Updates

Friday, June 15, 2012 - 9:39am

The Potomac River: #1 Most Endangered River, DC's Stormwater Permits, Shenandoah Valley's Waste Water Treatment Plants, and Many Summer Activities!

Read the Newsletter here!

Monday, May 21, 2012 - 12:00am

Requires pollution reduction for Anacostia and Potomac Rivers and Rock Creek

Washington, D.C. – Clean water advocates reached an agreement with the U.S. Environmental Protection Agency over a clean water permit for Washington, D.C. that will require the city to develop a plan for reducing its discharges of polluted stormwater to clean up local waterways and the Chesapeake Bay.

This agreement resolves a legal challenge to the permit filed in November by public interest law firm Earthjustice (representing Anacostia Riverkeeper, Potomac Riverkeeper, and Friends of...
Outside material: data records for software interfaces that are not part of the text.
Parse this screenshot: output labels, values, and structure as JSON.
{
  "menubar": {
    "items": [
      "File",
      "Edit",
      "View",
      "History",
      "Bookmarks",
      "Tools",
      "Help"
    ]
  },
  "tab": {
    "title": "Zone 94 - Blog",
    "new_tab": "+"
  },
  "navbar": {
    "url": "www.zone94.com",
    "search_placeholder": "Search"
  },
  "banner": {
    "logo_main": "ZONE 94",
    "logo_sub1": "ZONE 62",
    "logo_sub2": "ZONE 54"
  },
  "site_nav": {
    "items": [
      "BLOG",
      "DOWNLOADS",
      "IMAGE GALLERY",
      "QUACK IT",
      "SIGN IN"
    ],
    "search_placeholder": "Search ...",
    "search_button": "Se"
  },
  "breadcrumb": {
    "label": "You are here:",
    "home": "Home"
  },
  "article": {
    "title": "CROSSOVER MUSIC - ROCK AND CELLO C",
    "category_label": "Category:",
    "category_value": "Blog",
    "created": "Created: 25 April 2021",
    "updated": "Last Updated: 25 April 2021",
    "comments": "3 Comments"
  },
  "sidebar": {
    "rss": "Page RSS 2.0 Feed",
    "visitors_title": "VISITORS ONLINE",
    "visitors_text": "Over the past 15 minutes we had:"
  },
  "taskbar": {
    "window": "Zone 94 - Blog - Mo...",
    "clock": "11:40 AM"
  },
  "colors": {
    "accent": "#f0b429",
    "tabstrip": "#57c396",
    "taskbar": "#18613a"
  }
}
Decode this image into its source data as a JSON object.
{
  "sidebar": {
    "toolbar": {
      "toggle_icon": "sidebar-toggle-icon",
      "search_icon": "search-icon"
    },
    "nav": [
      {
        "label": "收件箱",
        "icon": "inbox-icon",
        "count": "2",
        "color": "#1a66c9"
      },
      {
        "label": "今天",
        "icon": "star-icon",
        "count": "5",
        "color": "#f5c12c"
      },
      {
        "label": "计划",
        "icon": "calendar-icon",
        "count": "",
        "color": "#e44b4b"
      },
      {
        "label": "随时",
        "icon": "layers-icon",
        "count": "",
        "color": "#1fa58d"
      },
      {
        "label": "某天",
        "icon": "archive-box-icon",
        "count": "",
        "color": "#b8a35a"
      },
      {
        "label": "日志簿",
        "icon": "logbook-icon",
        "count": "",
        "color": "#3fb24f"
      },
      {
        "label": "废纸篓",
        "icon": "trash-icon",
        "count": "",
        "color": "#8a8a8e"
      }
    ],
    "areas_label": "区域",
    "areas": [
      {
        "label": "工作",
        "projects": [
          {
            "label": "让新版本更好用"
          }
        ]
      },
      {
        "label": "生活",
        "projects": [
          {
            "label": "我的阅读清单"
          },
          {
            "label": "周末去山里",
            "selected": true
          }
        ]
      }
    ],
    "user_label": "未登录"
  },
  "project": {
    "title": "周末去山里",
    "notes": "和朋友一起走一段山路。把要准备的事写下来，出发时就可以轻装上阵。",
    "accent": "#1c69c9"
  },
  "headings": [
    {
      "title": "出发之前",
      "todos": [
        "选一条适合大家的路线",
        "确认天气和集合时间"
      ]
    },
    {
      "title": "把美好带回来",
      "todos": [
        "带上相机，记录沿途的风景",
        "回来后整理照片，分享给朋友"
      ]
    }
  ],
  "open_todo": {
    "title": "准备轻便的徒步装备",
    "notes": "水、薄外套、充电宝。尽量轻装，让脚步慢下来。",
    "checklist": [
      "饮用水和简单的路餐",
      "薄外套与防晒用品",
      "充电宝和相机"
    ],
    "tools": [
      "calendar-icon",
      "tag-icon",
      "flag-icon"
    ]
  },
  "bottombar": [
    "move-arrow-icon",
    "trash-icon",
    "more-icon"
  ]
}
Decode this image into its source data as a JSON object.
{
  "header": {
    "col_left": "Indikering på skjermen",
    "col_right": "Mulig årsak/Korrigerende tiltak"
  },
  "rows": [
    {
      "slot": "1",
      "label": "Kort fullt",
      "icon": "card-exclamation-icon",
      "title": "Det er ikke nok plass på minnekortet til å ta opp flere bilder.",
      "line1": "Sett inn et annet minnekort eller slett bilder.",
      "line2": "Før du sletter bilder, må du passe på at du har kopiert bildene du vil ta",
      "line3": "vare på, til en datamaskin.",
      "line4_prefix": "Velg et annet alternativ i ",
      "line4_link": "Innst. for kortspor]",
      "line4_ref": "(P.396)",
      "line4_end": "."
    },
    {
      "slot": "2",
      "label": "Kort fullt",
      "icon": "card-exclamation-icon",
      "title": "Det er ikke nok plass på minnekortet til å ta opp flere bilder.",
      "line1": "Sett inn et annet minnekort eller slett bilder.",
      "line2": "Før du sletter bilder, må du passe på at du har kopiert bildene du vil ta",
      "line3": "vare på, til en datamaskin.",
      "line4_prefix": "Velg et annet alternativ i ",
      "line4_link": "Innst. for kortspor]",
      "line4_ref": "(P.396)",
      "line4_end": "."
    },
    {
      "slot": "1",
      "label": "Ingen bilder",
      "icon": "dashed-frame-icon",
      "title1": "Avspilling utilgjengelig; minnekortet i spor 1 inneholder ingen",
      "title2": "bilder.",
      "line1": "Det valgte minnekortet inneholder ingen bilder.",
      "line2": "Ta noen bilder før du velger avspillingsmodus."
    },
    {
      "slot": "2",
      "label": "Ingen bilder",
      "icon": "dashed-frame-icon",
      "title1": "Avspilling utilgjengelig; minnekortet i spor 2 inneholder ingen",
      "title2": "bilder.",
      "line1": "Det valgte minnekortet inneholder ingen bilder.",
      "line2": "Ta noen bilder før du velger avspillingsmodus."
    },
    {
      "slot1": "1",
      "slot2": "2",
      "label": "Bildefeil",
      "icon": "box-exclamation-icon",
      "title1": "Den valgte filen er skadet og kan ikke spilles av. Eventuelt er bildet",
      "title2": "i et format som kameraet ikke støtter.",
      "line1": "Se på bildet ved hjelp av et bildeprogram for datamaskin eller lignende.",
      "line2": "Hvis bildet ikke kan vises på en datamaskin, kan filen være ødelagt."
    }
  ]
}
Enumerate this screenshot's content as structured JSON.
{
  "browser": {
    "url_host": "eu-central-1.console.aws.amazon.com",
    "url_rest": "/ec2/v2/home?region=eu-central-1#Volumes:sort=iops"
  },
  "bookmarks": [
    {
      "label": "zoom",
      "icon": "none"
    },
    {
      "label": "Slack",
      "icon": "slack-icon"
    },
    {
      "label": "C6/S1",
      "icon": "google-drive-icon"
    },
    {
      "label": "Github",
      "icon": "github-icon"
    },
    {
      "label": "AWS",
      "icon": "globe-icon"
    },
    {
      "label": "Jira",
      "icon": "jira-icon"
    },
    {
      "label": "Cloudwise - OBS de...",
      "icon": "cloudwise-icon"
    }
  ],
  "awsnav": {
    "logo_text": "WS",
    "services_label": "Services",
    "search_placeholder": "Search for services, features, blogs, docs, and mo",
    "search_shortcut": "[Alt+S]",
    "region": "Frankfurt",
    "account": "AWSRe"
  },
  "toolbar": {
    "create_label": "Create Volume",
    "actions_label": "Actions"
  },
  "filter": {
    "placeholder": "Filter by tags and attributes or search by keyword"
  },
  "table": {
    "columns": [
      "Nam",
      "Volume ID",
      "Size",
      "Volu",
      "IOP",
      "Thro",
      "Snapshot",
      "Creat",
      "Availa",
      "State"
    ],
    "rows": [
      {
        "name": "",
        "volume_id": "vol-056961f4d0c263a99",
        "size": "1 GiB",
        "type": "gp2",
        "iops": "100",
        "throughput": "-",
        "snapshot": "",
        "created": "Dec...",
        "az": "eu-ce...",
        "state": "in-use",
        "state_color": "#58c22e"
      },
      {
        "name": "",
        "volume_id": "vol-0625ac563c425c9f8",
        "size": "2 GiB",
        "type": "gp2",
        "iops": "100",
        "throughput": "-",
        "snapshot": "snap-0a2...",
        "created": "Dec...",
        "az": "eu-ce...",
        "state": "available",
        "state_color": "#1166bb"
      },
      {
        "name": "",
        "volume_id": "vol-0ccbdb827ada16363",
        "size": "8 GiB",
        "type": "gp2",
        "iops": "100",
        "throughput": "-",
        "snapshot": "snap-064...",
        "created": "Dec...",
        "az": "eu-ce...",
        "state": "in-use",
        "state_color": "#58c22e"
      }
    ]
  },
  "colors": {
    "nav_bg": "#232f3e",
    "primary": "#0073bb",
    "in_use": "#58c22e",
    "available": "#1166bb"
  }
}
Wednesday, May 16, 2012 - 12:00am

Proposed rules would lead to excessive farm-related pollution and hurt state’s efforts to clean up the Chesapeake and other waterways

SHADY SIDE, MD – WATERKEEPERS Chesapeake, a coalition of 18 waterway-protection groups, is calling on the state of Maryland to strengthen nutrient-management regulations currently under consideration and make sure that the new rules are based on sound science and enforceable best-management practices.

The proposed regulations will establish rules that farmers must follow in applying manure to fields, a critical issue in...

Monday, May 14, 2012 - 3:29pm

Our friends at American Rivers have put the Potomac at the top of America’s Most Endangered Rivers list.  With this year being the 40th anniversary of the Clean Water Act, it is a good time to review some of the many pollution problems our river faces.

Thanks to the Clean Water Act, you no longer see and smell most of the problems in the river, and no president is currently calling the Potomac a “national disgrace,”...

Wednesday, May 2, 2012 - 5:59pm

By Megan Buerger, The Washington Post, May 2, 2012

If the Potomac River has gotten more attention than the Anacostia in the past 50 years, it’s partly because the Potomac supplies 90 percent of the region’s drinking water. That amounts to an average of 486 million gallons a day, according to the Potomac Conservancy. The Potomac watershed, which includes 14,670 miles of land that drains to the river, covers parts of West Virginia, Pennsylvania, the District, Maryland and Virginia. In the 1950s, reports of stench and dangerous levels of pollution clouded the Potomac’...

Tuesday, May 1, 2012 - 5:05pm

Set Sail for Clean WaterOn Saturday, April 28th, a group of Riverkeeper supporters and friends gathered at Gangplank Marina on the District’s Southwest Waterfront to participate in our Set Sail for Clean Water event, a community sailing race down the Washington Channel. The event was part of the...

Friday, April 27, 2012 - 1:31pm

April 27, 2012, Boyce, VA: Dozens of complaints were lodged today by Shenandoah Riverkeeper with Virginia’s Department of Environmental Quality (DEQ) requesting that the Shenandoah River be listed as impaired due to excessive algae blooms. These algae blooms which occur year-round on all segments of the river system violate Virginia’s nuisance aquatic plant life standard and interfere with the public’s recreational use of the river.

“In my role as Shenandoah Riverkeeper and as a professional fishing guide, I have witnessed severe algae blooms over several...

Friday, April 13, 2012 - 3:30pm

Great Falls

Thursday, April 12, 2012 - 4:35pm

We are still interested in algae complaint letters from all river users and landowners along the Shenandoah North Fork, South Fork and Main Stem.  The algaes don't seem to be going away and I need your help doing something about it.

Background: Every year I hear endless citizen complaints about murky green Shenandoah River water, snot-grass or filamentous algae covering the bottom and smothering native grasses in the river, and floating algae clumps that smell.  I’m told the algae ruins people’s time, and diminishes their use and enjoyment of the river...

Tuesday, March 27, 2012 - 1:10pm

Like many of you, we seek a future where the Potomac River is swimmable and our fish are healthy. Unfortunately, a bill introduced by Representatives Bob Goodlatte (R-VA) and Tim Holden (D-PA) would effectively block us from reaching that visionary future by rolling back protections made under the Clean Water Act for the Chesapeake Bay, and by extension, our precious Potomac and Shenandoah Rivers.

...

Syndicate content